Capitalist internationalism, meanwhile, involved the elimination of all barriers to the free flow of money, investment, and financial services. This globalization of the world economy overwhelmed virtually every obstacle in its path — national regulations, political opposition, cultural preferences. It has also heavily influenced the European project, which started as a social democratic experiment in ending conflict, raising standards of living, and harmonizing social regulations upward, only to move inexorably in the direction of a banker’s paradise.

Some on the left have opposed the EU on the grounds that it’s been hijacked by precisely this kind of internationalism (as well as the internationalism of war via NATO). And, of course, some on the right have embraced the EU, despite its leftist origins, precisely because of its globalization-friendly and NATO-positive policies.

But the pro-EU forces have managed to unite the centrists in both of Britain’s two major parties, though their cooperation has been somewhat half-hearted.
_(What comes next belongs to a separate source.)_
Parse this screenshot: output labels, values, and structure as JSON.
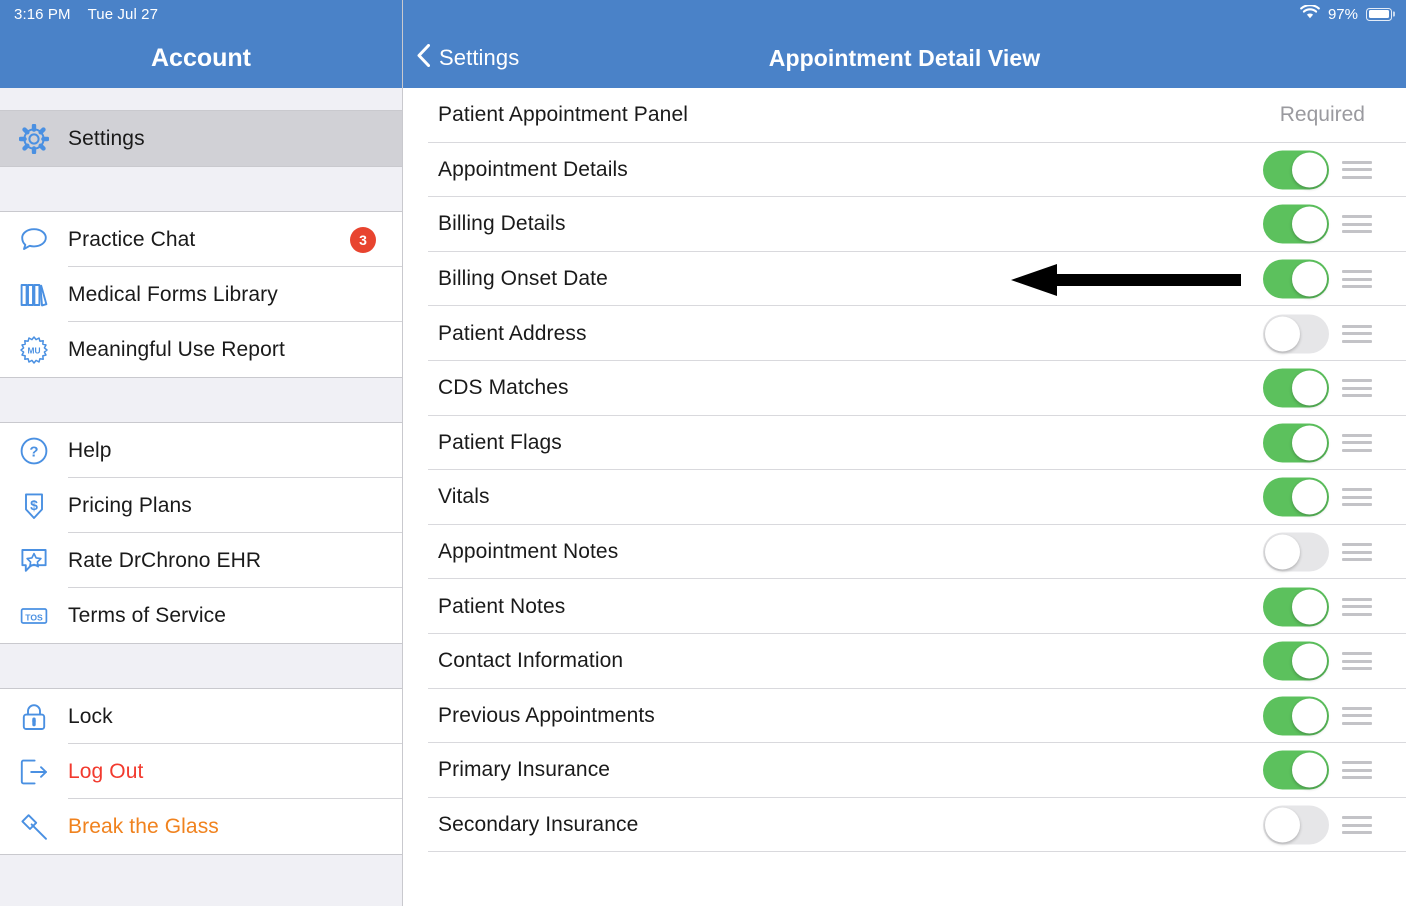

The heads of the two parties will thus have their heads handed to them if the campaign fails — Cameron for being overly enthusiastic about the EU, Jeremy Corbyn of the Labor Party for being under-enthusiastic. The Brexit vote is the UK’s equivalent of Donald Trump — a potentially fatal infection for both major parties.

But there’s a third kind of internationalism, which the EU represents, however faintly. This civic internationalism was perhaps best exemplified by Jo Cox.

Before entering politics, Jo Cox worked in several humanitarian organizations, including Oxfam and Save the Children. She’d worked with refugees, on maternal health, on trade reform. She’d been in some of the most dangerous countries in the world like Sudan and Afghanistan. She empathized with people across borders and worked with civil society — first in non-governmental organizations and then inside the British parliament — to help people regardless of their skin color or nation of origin.

The EU continues to be a radical political experiment in overcoming the negative aspects of nationalism (war, xenophobia) while preserving its more benign aspects (flag, language, culture). It’s not a perfect compromise by any stretch of the imagination. But the EU has created a political space within which common values and differences of opinion can be negotiated. It continues to spread around the wealth and attempt to raise social standards in the common European home.

Given the influence of globalization, the EU may not be as committed to these values as it once was. But it doesn’t deserve the “wrecking ball” that David Ignatius recommends in The Washington Post, in an op-ed that marks a new low in his analytical acumen. On so many quality-of-life issues, the EU still puts the United States to shame.

Which is why it’s so sad to see that now, after a century of knocking down walls — trade walls, the Berlin Wall, intra-EU borders — Europeans are about to retrieve their trowels from history’s dustbin and start entombing the EU brick by brick. The capitalist internationalists will survive these new walls. But I’m not sure about the third type of internationalists.

In the name of civic internationalism, Jo Cox stood shoulder to shoulder with her fellow Europeans — her fellow human beings — to build bridges, not walls. Let’s hope that her death will alert everyone to the preciousness of the internationalism that she embraced. We can’t let the Thomas Mairs of the world — or the Omar Mateens, Dylann Roofs, and Anders Breiviks — dictate with their words and weapons of hate the kind of world we live in.

Photo courtesy portal gda via Flickr.

John Feffer

John Feffer is the director of Foreign Policy In Focus at the Institute for Policy Studies. He is also the author, most recently, of Aftershock: A Journey into Eastern Europe's Broken Dreams (Zed Books). He is also the author of the dystopian Splinterlands trilogy (Dispatch Books). He is a former Open Society fellow, PanTech fellow, and Scoville fellow, and his articles have appeared in The New York Times, Washington Post, Los Angeles Review of Books, Salon, and many other publications.